The inquest heard how the father bought two bottles of Shiraz wine and came home to cook that night.

The baby and his two other siblings were on their own in the living room watching cartoons, while the father says he was 2.5 metres away in the kitchen, the inquest was told.

The mother said in her statement that her baby was placed down on the sofa to sleep and had blankets and pillows surrounding him to prevent him rolling off.

She said in her statement: "I came over to check on him as it seemed to me he had been sleeping too long, which was unusual.

"I can't say exactly how long he napped for but I immediately saw his lips were different, blue.

"I turned to my partner and told him to call an ambulance as there was something wrong. It looked like he was just sleeping but he was not responding."

The inquest heard how the father then called an ambulance and gave the baby CPR, while the mother took the other two young children upstairs.

The father said in his statement that he had drank about a bottle of wine. He said: "He was sleeping longer than usual and I picked him up and and saw he was not breathing.

"What happened next, I have forgotten memory of that evening after then.

"I don't remember going to NGH or how I got home from the hospital. I also don't remember police officers looking after the children."

The paramedic who attended the scene said in her statement: "The baby was unattended when I went in. The mother was sobbing and appeared very distressed.

"I went straight over to check the baby to see if he was breathing but he was not.

"He was still unresponsive and not breathing. My first impression was he was deceased."

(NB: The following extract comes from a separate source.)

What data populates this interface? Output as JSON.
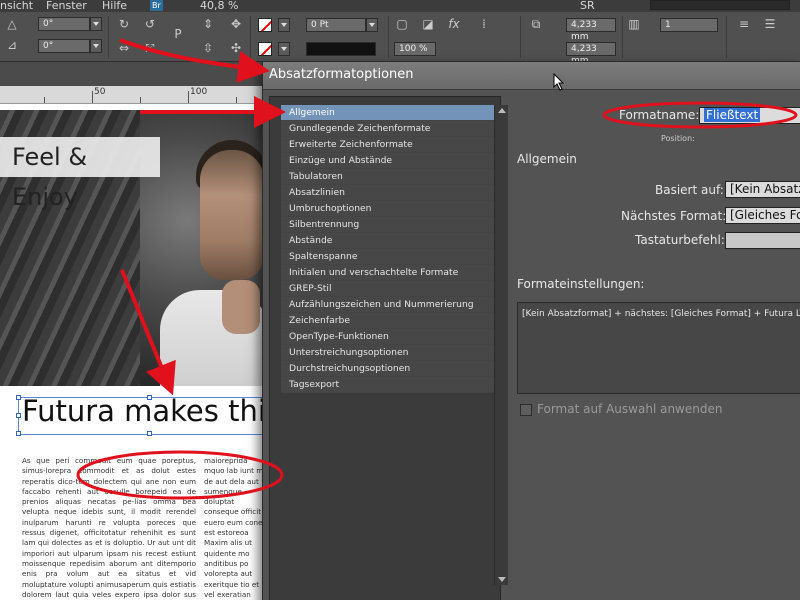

The baby was transferred to NGH at around 11.10pm but he did not respond to the life support and was confirmed dead at 11.25pm, the inquest was told.

Police confirmed at the inquest that the parents 'were both intoxicated'.

The father was arrested that night and the mother was described by police as 'extremely drunk'. They were both breathalysed the next morning, 13.5 hours after the incident.

The father recorded 131mg of alcohol per 100ml of blood. And the mother recorded 249mg of alcohol per 100ml blood, the police officer told the inquest.

The drink-drive limit is 80mg per 100ml of blood.

Doctor Stuart Hamilton, who conducted the post-mortem, 'regrettably' told the inquest the cause of death was unascertained but highlighted the dangers of babies sleeping alone.

He said: "I cannot offer any helpful comment regarding how long he may have been in a state of cardiac arrest. Medical science simply does not allow us to speculate how long that had been.

"It is understood that a baby sleeping on a sofa is not the safest environment for them."

Coroner Anne Pember, who has warned parents previously of the dangers of children sleeping alone, said: "I do feel it is important to say the public should be aware that a little six-month-old baby boy sleeping on a sofa is not a safe sleeping environment."

The corner said at the last inquest involving the death of a young child: "I have seen several inquests in recent weeks where young babies have died in relation to co-sleeping.

"Parents with young babies should be aware that co-sleeping is not a safe environment for them.

"I would want the public to know about the very real dangers of carrying babies to bed in this way."

The coroner recorded an open conclusion.